    That all sounds pretty good to me, truth be told, especially since I like their output thus far and I think they could probably do a good job with it. All most people want to see out of Champions Online is a co-op game in general, rather than an MMO, because it works better as one, so it seems like Cryptic are taking the hint and heading in that general direction, evolving from the sort of company that develops MMOs to one that develops co-op games.

    And if they can keep it updated with fun content options a la the Guild Wars 1 mission packs, then all the better. I do wonder what the purpose of this game is though, especially since Neverwinter can’t be all that far off, Cryptic tend to develop these things fairly fast, so it’s likely just going to leave a sour taste in peoples mouths by the time Neverwinter rolls around, which might not work in their favour. That or it might be a cheap attempt to lower expectations in preparation for Neverwinter, but I hope not, since I’m actually hoping and inclined to believe that Neverwinter will be rather good.

    • Grot_Punter says:

      I’ll say it again, give us more Eberron! I’m getting bored waiting for book releases, and don’t fancy giving DDO a whirl.

  17. mondomau says:

    All the people bitching about ‘defiling’ the D&D license with a action-heavy game, i can only assume you’re working on out-dated or second hand knowledge of the pen & paper – the latest edition focuses heavily on combat to the exclusion of most other RPG aspects. WotC are also moving to providing online interactive maps/trackers/interfaces that add an undeniable computer game element.
    So it’s more like convergence than blasphemy really.

    • Wulf says:

      I just hope it’s based on 4th Ed. That’s probably heresy, but it’s a hell of a lot more interesting setting wise than 3.5 was.

    • Kdansky says:

      It looks like “hit A button to do a three-attack combo”. So no, that’s very far from 4E. I’d buy a 4E tactical game.

    • Deccan says:

      Wait, wait…4E has a setting?

  18. Vexing Vision says:

    I’ll stick to DDO and Neverwinter Nights 1+2 for multiplayer D&D action, thanks!

    Silly fourth edition.

    • Gundrea says:

      I wouldn’t mind an NWN3. No need to update the graphics, just make it in an engine that works.

  19. Symbul says:

    I’ll be honest, that thing looks dreadful. I’d *love* for there to be a decent D&D game but man, that is looking pretty 2001.

  20. zind says:

    Oh hey, looks like 4e.

  21. Morph says:

    The current (tabletop) version of D&D is very heavily influenced by CRPGs, and more specifically MMOs. Characters have all sorts of cool powers and leap around being awesome (that was sarcasm). I don’t see this game as much of a departure from what Wizards of the Coast want you to think about when you’re playing the tabletop version.

    Of course if you want to complain that D&D isn’t what it used to be then I’m down with that.

    • Stromko says:

      I’d rather see 4e used for video games and board games.

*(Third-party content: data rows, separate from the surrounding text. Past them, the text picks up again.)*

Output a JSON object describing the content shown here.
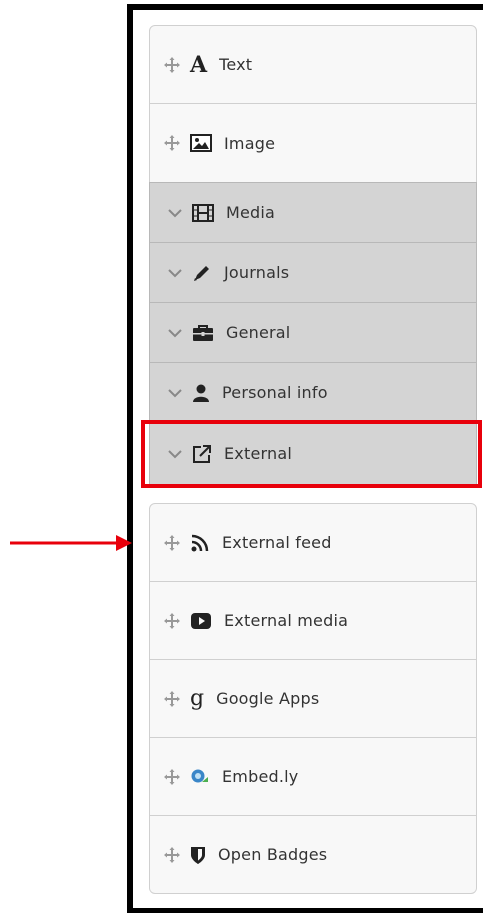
{
  "blocks_top": [
    {
      "label": "Text",
      "icon": "text-icon"
    },
    {
      "label": "Image",
      "icon": "image-icon"
    }
  ],
  "categories": [
    {
      "label": "Media",
      "icon": "film-icon"
    },
    {
      "label": "Journals",
      "icon": "pencil-icon"
    },
    {
      "label": "General",
      "icon": "briefcase-icon"
    },
    {
      "label": "Personal info",
      "icon": "user-icon"
    },
    {
      "label": "External",
      "icon": "external-link-icon"
    }
  ],
  "external_blocks": [
    {
      "label": "External feed",
      "icon": "rss-icon"
    },
    {
      "label": "External media",
      "icon": "video-play-icon"
    },
    {
      "label": "Google Apps",
      "icon": "google-icon"
    },
    {
      "label": "Embed.ly",
      "icon": "embedly-icon"
    },
    {
      "label": "Open Badges",
      "icon": "shield-icon"
    }
  ],
  "annotation": {
    "highlight_color": "#e8000b",
    "arrow_color": "#e8000b"
  }
}
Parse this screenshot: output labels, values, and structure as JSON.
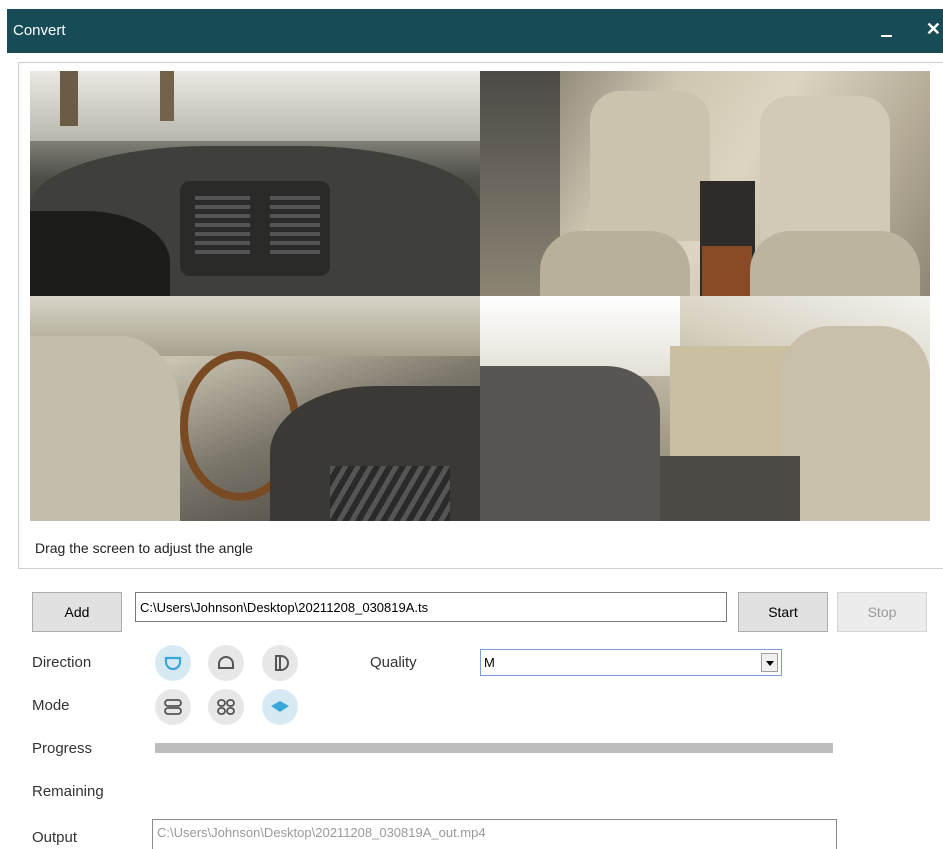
{
  "window": {
    "title": "Convert",
    "minimize_icon": "minimize-icon",
    "close_label": "✕"
  },
  "colors": {
    "titlebar": "#174b55",
    "accent": "#3aa7d8",
    "progress_fill": "#bdbdbd"
  },
  "preview": {
    "hint": "Drag the screen to adjust the angle"
  },
  "file": {
    "add_label": "Add",
    "path": "C:\\Users\\Johnson\\Desktop\\20211208_030819A.ts",
    "start_label": "Start",
    "stop_label": "Stop"
  },
  "direction": {
    "label": "Direction",
    "options": [
      "direction-bottom-icon",
      "direction-top-icon",
      "direction-side-icon"
    ],
    "selected": "direction-bottom-icon"
  },
  "quality": {
    "label": "Quality",
    "value": "M"
  },
  "mode": {
    "label": "Mode",
    "options": [
      "mode-dual-split-icon",
      "mode-quad-split-icon",
      "mode-flat-icon"
    ],
    "selected": "mode-flat-icon"
  },
  "progress": {
    "label": "Progress",
    "fraction": 1.0
  },
  "remaining": {
    "label": "Remaining"
  },
  "output": {
    "label": "Output",
    "path": "C:\\Users\\Johnson\\Desktop\\20211208_030819A_out.mp4"
  }
}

I’ve already tried the latest D&D board game and it was a chore, but at least it was quick, and drawing cookie-cutter characters out of a box really saves a lot of paper and time considering that the final result will be the same. I had a few good sessions of 4e tabletop when a really good DM was running it, but it was a rather inefficient effort. The system worked against any sort of dramatic tension or characterization at every turn, it was only the parts that had nothing to do with the system at all where it could get good.

    • Grot_Punter says:

      You know, 3.5′s martial adept classes pretty much let you do the whole “cool powers and leap around being awesome” thing before 4th ed. And in 3.5 my DM could actually craft an interesting session that wasn’t combat driven. Its really interesting to see the guy with katana who could stop time through intense meditation enter into a philosophical debate in order to quell political tension.

  22. LozTaylor says:

    I really can’t wait for this. I’m probably one of 2 people who really enjoyed D&D Heroes, and I’ll still stand by that it was a fantastic game. It had its problems and needed some refining (especially in the story department and a proper quest log would have been great), but it’s a fantastic game, especially in co-op. I’ve been waiting for a game to be close to Heroes for a while now, and this looks like the closest yet.